After his buzzer beater, Kelly Olynyk is becoming one of D.C.'s top sports villains

Kelly Olynyk has done it once again to the Washington Wizards. 

The Miami Heat center ripped the heart of the Wizards just when it looked like it was going to be a new chapter for the team.

After leading a team to victory over the Wizards once again, he is starting to become one of the biggest sports villains in Washington D.C.

Olynyk hit a go-ahead layup with 0.2. second left to sink the Wizards in their 2018 season opener. Dwyane Wade had the first chance to win it for the Heat. He missed, but Olynyk was there for the rebound and uncontested layup.

For those that need a reminder this is not the first time Olynyk has torched the Wizards. 

Back in Game 7 of the 2017 Eastern Conference Semifinals, Olynyk, then the Boston Celtics backup center, went off for 26 points, 14 coming in a tense fourth quarter. The loss ended the Wizards chance to get to the Conference Finals that year. If would have been the first time they reach that mark in the John Wall-era of the franchise.

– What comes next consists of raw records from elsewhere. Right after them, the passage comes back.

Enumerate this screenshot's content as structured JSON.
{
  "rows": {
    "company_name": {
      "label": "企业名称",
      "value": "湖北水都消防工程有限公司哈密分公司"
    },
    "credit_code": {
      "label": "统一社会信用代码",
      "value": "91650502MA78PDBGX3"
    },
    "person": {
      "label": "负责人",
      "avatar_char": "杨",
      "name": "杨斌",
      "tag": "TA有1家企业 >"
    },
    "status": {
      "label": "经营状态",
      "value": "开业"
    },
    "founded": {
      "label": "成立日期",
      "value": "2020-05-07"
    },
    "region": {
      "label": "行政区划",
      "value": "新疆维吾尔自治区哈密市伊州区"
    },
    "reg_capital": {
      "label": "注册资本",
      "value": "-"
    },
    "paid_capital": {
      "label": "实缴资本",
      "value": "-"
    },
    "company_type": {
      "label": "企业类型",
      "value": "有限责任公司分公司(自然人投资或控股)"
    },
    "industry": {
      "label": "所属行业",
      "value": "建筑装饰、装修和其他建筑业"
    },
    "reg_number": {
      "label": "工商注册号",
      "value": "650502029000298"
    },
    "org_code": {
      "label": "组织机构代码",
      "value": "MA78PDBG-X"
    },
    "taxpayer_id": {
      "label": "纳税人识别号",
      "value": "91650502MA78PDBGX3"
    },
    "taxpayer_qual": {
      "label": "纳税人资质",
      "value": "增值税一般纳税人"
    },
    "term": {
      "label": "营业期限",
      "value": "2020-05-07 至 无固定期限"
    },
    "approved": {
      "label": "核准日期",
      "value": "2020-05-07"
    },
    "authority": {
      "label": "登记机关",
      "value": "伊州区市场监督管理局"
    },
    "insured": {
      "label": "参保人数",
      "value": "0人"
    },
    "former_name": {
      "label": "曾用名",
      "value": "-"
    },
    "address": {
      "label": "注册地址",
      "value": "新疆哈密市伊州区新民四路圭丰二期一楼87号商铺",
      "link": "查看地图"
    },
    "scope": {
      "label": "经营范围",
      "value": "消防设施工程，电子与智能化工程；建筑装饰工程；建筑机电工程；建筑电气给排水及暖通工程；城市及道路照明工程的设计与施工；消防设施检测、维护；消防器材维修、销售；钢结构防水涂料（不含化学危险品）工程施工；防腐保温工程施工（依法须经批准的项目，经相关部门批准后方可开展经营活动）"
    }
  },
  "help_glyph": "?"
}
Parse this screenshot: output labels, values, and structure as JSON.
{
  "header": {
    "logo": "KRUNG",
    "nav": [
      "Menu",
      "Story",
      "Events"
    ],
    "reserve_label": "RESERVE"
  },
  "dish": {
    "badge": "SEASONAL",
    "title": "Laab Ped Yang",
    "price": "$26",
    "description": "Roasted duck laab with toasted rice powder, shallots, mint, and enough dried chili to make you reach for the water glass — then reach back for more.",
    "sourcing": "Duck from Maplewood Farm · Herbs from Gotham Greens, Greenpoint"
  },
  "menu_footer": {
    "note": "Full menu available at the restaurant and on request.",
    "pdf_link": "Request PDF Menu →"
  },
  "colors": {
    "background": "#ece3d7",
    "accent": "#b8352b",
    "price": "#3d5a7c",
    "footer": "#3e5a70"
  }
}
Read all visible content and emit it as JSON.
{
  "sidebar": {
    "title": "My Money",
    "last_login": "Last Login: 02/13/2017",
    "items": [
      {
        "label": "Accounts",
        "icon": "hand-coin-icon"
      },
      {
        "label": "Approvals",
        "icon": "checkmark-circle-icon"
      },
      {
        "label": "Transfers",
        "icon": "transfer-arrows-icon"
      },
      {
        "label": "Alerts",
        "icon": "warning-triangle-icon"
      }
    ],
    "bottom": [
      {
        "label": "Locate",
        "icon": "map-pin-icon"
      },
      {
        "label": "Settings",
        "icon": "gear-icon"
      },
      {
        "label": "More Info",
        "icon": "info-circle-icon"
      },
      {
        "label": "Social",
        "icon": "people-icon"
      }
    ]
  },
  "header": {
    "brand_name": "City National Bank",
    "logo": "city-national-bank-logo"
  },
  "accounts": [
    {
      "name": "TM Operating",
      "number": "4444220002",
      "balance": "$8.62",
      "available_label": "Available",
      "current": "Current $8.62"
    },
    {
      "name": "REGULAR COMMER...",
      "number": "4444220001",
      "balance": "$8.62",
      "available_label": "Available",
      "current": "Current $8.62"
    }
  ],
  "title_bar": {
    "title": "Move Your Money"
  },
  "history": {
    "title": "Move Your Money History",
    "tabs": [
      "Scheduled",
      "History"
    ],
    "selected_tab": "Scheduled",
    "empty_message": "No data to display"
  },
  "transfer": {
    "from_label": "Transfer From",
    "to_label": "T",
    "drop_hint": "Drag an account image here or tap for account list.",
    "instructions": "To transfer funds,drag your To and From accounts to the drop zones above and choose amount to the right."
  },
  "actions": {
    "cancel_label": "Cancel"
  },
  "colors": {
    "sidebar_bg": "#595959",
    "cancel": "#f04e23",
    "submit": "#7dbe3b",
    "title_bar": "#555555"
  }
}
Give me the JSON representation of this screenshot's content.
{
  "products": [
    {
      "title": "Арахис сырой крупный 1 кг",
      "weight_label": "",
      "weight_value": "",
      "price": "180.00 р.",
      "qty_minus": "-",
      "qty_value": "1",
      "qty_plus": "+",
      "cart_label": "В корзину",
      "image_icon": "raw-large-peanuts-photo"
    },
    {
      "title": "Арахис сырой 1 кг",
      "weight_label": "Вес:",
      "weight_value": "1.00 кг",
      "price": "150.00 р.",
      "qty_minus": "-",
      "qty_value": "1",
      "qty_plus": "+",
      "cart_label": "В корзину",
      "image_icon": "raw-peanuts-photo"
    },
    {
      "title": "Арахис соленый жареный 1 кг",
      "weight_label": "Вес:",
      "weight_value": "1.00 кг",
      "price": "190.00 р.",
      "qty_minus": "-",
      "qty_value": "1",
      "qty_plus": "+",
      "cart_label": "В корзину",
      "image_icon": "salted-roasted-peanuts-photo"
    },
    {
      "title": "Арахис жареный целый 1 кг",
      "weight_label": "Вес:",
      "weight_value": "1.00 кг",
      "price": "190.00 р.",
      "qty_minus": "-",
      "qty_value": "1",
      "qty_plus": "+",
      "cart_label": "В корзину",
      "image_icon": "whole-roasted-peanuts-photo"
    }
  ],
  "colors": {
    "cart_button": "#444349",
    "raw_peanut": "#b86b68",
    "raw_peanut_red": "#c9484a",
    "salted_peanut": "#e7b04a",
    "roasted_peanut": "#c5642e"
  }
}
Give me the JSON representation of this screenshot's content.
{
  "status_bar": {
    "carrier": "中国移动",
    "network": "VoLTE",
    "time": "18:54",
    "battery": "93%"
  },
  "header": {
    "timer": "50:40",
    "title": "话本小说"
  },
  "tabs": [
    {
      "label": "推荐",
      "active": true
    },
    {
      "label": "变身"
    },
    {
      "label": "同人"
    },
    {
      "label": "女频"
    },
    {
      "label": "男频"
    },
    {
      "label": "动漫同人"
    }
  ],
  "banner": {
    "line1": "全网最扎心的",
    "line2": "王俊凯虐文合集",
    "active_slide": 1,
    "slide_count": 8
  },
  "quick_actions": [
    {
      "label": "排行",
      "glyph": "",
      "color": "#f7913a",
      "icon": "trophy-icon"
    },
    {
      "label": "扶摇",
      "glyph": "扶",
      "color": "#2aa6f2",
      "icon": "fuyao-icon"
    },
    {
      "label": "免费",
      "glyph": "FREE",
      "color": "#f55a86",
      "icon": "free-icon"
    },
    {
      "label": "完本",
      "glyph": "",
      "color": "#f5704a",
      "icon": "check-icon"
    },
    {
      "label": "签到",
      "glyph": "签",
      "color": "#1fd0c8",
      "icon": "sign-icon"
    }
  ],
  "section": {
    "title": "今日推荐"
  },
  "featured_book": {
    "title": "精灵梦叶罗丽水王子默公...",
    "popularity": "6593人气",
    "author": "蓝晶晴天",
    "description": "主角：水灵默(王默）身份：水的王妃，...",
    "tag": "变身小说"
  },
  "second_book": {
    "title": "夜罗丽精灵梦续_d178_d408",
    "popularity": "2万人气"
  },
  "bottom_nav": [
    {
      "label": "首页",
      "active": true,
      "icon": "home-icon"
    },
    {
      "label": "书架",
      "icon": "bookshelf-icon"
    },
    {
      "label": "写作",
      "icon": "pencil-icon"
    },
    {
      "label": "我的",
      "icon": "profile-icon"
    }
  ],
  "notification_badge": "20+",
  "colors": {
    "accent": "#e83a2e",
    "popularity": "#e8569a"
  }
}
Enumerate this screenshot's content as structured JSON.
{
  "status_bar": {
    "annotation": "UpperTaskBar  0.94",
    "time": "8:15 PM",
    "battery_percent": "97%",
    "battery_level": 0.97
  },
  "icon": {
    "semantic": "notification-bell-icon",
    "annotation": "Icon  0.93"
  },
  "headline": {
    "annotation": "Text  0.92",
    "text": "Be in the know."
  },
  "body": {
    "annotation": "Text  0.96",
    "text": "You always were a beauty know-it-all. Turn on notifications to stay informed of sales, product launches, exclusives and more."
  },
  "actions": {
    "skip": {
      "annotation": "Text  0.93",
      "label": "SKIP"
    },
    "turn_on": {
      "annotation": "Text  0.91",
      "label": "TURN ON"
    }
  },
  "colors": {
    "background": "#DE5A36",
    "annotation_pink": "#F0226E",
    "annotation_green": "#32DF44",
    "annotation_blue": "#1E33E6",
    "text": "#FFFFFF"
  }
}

Olynyk was also guilty of getting under the skin of Kelly Oubre Jr. The Wizards forward was sent to the floor following a big screen set by Olynyk. Oubre sprang to his feet and shoved Olynyk, leading to a minor scuffle. Oubre was ejected from the game and suspended for the following game.

With a reputation like that, Olynyk is starting to etch his name down on the wrong side of D.C. sports lore.

Who does Olynyk join among the ranks of most disliked athletes inside the D.M.V.? Here's our list:

Sidney Crosby

To the vast majority of Washington, D.C. sports fans, no one will ever be a bigger villain than Sidney Crosby. His rivalry with Alex Ovechkin is a major part of this, but being on the winning side more often than the Washington Capitals plays just as big a part. Crosby's Pittsburgh Penguins eliminated the Capitals in three different Eastern Conference Semifinal series before Washington finally broke through last season.

Also it's Crosby. His incessant whinning and cockiness are overwhelming. 

Jaroslav Halak

At the time he was just an average goalie for the Montreal Canadiens, but by the end of the 2010 Stanley Cup Playoffs, Jaroslav Halak was public enemy No. 1 in the nation's capital.

Against a Capitals team that won the Presidents Trophy, Halak stood on his head as the No. 8 seed Canadiens faced elimination with the Caps up 3-1 in the series. He had 37 saves in Game 5, an incredible 53 saves in Game 6, and clinched the series with 41 saves in Game 7. He allowed just three goals in those three games, and sent the Capitals packing earlier than expected.

Had it not been for Halak, the first Washington Capitals championship might have happened well before June 2018.

Jerry Jones

He owns the Dallas Cowboys. Need we say more? 

Jonathan Papelbon

For years Jonathan Papelbon was on the Philadelphia Phillies. That alone would be enough to be on the bad side of D.C. sports fans.

Then he came to Washington, as a member of the Nationals, and tried to choke-out Bryce Harper

An insider job? We think so. 

Albert Haynesworth

Albert Haynesworth drew a seven-year, $100 million contract with the Washington Redskins. He ended up playing less than two seasons. 

He was so bad that NFL.com has listed him as one of the worst free agents signings in league history.

There are two things Albert Haynesworth is remembered for in Washington, D.C.
1: Taking a lot of money from the Redskins
2: This video 

Pete Kozma

Only on this list because some believe that Pete Kozma is the sole reason the Washington Nationals did not win a championship in 2012.

Aside from a three-run home run and then the game-winning runs in Game 5 of the NLDS, there has not been another chapter in the Kozma vs. Washington D.C. rivalry.

The real villain in all of this should be the Nats' pitcher, Drew Storen. He had a two-run lead before coming into the ninth in a winner-take-all Game 5. He gave the Cardinals four runs.


So now that I've gone and despressed your day away, re-living terrible D.C. sports nightmares, just know that Olynyk is squarely on this list and just re-affirmed that with his latest buzzer-beater.